WHAT IS REQUIRED
Each line of the records below that contains "initials" needs to be copied.

--*--

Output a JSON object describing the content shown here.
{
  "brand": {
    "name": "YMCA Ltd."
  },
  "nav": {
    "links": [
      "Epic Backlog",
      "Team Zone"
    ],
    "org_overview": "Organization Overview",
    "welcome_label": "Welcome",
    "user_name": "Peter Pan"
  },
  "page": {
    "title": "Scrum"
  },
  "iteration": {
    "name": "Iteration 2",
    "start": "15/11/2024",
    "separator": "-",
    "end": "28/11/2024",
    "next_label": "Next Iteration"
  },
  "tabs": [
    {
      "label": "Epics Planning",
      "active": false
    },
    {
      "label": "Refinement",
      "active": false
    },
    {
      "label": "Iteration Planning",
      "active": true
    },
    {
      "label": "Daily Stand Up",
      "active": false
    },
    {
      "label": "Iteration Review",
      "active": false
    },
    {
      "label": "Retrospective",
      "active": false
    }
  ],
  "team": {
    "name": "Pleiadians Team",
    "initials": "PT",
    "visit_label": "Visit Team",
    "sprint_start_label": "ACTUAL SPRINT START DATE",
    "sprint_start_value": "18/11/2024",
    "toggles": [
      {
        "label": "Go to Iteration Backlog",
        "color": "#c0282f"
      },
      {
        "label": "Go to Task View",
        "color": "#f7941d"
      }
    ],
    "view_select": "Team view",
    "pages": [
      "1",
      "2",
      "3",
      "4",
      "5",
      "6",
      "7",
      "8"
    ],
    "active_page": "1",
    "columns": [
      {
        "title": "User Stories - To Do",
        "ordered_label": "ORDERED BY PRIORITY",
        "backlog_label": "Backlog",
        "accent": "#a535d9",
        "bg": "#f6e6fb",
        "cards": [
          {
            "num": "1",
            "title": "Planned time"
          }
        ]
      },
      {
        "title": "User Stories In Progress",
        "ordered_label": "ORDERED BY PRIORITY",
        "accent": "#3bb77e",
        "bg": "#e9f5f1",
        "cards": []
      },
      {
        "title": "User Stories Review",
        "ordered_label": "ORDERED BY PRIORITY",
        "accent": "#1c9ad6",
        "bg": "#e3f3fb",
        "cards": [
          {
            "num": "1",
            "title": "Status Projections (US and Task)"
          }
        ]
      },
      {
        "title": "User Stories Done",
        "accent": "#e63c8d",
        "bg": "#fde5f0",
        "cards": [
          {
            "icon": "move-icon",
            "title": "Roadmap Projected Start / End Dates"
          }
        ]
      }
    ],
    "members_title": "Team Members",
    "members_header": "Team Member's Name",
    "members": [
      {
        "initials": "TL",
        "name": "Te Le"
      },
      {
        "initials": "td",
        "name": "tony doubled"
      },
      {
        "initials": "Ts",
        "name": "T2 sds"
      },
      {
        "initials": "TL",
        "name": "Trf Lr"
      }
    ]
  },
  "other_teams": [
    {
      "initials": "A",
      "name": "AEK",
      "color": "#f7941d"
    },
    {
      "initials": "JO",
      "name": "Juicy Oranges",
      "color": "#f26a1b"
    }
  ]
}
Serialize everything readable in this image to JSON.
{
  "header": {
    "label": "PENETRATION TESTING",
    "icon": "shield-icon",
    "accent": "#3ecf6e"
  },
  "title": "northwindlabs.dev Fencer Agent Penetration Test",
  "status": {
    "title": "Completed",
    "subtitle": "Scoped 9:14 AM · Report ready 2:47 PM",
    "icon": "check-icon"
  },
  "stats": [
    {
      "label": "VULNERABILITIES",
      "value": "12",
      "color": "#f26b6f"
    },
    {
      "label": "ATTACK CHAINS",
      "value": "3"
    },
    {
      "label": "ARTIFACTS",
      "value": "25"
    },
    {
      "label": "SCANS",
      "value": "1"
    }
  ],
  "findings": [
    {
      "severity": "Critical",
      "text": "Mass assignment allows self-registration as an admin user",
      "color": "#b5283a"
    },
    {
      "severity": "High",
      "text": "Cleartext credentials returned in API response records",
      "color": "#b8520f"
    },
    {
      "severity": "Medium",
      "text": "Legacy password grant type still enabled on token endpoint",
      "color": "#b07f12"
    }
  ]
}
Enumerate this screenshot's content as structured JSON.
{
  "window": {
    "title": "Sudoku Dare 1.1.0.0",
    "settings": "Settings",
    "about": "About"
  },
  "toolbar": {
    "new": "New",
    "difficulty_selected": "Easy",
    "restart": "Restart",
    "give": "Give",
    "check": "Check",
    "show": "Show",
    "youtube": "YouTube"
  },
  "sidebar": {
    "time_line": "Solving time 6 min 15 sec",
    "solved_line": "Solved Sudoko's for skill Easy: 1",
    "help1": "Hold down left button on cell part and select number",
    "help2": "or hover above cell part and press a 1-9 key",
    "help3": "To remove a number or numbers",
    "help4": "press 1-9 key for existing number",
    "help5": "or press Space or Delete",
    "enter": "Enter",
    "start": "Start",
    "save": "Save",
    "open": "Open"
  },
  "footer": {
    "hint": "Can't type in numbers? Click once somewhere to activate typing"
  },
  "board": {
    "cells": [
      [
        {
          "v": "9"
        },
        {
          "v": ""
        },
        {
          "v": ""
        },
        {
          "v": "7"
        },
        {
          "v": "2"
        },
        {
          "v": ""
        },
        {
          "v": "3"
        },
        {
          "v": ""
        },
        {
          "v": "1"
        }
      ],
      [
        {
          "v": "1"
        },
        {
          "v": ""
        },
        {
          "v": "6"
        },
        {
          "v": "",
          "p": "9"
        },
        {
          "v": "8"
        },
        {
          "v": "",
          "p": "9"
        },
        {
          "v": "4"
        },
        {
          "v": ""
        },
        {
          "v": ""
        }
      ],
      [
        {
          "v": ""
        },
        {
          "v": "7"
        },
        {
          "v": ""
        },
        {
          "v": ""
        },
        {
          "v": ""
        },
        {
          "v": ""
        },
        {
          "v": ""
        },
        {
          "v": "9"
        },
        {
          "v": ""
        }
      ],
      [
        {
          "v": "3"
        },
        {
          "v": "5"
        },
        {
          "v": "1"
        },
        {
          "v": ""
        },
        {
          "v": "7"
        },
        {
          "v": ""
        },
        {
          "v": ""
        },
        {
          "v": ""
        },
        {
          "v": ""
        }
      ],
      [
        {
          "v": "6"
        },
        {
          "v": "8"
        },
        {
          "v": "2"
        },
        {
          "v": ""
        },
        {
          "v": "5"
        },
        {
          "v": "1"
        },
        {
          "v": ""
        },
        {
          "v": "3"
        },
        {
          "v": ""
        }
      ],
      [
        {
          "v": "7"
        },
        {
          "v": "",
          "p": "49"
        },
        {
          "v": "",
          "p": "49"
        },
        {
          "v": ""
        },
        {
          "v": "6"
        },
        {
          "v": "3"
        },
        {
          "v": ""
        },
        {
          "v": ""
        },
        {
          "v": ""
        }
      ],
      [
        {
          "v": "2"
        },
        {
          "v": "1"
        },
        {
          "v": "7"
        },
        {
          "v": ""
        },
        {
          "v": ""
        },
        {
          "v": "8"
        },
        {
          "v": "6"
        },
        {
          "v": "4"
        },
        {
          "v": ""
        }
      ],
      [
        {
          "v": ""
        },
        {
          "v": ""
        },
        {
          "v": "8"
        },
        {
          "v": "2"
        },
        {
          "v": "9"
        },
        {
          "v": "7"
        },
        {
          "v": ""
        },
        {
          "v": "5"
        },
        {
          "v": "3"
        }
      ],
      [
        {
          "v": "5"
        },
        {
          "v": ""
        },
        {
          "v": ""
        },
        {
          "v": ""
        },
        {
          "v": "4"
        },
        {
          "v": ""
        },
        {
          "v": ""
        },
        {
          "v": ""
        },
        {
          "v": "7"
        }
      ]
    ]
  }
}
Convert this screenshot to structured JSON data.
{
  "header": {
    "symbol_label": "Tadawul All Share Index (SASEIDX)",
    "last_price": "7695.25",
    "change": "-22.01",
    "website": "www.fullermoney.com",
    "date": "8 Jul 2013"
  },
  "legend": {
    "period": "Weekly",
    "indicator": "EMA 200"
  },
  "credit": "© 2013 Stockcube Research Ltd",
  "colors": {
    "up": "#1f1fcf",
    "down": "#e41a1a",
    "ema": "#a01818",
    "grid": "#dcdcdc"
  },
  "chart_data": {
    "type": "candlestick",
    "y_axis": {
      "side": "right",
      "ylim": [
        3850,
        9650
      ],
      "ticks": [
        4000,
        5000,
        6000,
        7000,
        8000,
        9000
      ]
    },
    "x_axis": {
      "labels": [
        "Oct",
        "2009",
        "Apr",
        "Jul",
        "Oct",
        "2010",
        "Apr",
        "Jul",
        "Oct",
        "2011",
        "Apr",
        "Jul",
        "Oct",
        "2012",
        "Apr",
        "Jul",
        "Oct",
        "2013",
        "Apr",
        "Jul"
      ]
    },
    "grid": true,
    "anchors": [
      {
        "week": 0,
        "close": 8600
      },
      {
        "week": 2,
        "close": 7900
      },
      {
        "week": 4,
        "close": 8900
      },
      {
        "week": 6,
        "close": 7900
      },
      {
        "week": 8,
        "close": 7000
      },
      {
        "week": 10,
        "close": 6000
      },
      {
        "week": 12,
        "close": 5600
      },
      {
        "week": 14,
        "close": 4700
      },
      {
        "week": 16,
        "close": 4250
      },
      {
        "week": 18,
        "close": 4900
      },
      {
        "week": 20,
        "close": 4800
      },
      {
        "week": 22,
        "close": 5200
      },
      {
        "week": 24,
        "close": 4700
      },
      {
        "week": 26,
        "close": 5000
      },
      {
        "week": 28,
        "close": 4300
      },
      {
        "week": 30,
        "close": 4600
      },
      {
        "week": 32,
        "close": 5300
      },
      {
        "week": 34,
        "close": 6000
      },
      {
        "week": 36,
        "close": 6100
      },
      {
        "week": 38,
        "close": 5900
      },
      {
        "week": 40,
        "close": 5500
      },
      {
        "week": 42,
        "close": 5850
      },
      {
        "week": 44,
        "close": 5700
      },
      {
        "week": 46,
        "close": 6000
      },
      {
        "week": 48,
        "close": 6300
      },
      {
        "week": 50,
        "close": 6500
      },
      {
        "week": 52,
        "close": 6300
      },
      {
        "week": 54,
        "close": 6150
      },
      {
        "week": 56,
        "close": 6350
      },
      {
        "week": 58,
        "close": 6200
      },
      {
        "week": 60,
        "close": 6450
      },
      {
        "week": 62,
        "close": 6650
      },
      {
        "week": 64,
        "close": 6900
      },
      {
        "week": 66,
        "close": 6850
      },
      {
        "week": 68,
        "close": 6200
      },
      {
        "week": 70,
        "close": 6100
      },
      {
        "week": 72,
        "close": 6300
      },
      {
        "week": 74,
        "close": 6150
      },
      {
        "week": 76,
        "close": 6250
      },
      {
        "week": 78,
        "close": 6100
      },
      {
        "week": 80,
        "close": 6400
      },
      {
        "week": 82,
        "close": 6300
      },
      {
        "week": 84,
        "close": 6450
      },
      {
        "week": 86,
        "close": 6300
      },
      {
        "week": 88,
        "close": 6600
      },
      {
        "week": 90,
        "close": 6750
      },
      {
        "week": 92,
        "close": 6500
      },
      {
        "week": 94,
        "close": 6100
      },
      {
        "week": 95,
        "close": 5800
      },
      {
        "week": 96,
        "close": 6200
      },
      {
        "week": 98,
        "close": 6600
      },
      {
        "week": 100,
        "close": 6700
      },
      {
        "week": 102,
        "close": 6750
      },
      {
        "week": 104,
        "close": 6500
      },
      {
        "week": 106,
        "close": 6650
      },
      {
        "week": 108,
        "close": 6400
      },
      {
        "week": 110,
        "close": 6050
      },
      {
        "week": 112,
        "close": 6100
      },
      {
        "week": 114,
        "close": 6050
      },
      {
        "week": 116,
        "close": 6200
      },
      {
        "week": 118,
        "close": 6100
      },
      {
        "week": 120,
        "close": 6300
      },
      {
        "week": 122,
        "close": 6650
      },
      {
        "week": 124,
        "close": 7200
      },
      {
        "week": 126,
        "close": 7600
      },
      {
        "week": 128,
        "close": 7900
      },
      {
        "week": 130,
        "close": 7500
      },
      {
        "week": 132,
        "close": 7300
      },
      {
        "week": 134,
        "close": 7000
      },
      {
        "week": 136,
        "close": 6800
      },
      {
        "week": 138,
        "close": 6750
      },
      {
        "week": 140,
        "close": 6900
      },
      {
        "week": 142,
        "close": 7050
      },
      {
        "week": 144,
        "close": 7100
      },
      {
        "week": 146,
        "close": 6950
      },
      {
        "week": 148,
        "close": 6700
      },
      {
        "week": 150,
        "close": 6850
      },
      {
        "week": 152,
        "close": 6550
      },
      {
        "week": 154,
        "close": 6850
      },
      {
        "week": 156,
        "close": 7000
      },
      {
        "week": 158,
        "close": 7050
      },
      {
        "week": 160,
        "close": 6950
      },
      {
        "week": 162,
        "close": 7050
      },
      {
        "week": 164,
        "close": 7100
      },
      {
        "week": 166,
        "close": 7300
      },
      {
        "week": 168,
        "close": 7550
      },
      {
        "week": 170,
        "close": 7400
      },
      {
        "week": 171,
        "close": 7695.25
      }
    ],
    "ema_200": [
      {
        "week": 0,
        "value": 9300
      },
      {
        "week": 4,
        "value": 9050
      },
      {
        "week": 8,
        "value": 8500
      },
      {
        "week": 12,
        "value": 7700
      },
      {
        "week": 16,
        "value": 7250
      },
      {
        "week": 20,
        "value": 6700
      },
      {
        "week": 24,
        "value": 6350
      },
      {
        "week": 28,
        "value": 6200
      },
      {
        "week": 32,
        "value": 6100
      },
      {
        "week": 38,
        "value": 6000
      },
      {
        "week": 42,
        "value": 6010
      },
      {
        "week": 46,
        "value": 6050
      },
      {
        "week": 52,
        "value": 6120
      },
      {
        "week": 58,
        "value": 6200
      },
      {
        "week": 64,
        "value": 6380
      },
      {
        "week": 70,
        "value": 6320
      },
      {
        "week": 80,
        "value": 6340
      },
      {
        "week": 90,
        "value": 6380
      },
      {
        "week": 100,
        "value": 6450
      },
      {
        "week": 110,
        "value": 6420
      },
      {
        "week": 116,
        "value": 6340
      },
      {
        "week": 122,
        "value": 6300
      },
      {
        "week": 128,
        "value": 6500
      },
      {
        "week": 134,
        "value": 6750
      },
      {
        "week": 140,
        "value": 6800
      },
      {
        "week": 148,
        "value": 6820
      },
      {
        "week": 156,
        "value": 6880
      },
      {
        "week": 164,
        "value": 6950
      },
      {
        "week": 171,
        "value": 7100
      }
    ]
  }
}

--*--

ANSWER TO THE EXERCISE
    "initials": "PT",
        "initials": "TL",
        "initials": "td",
        "initials": "Ts",
        "initials": "TL",
      "initials": "A",
      "initials": "JO",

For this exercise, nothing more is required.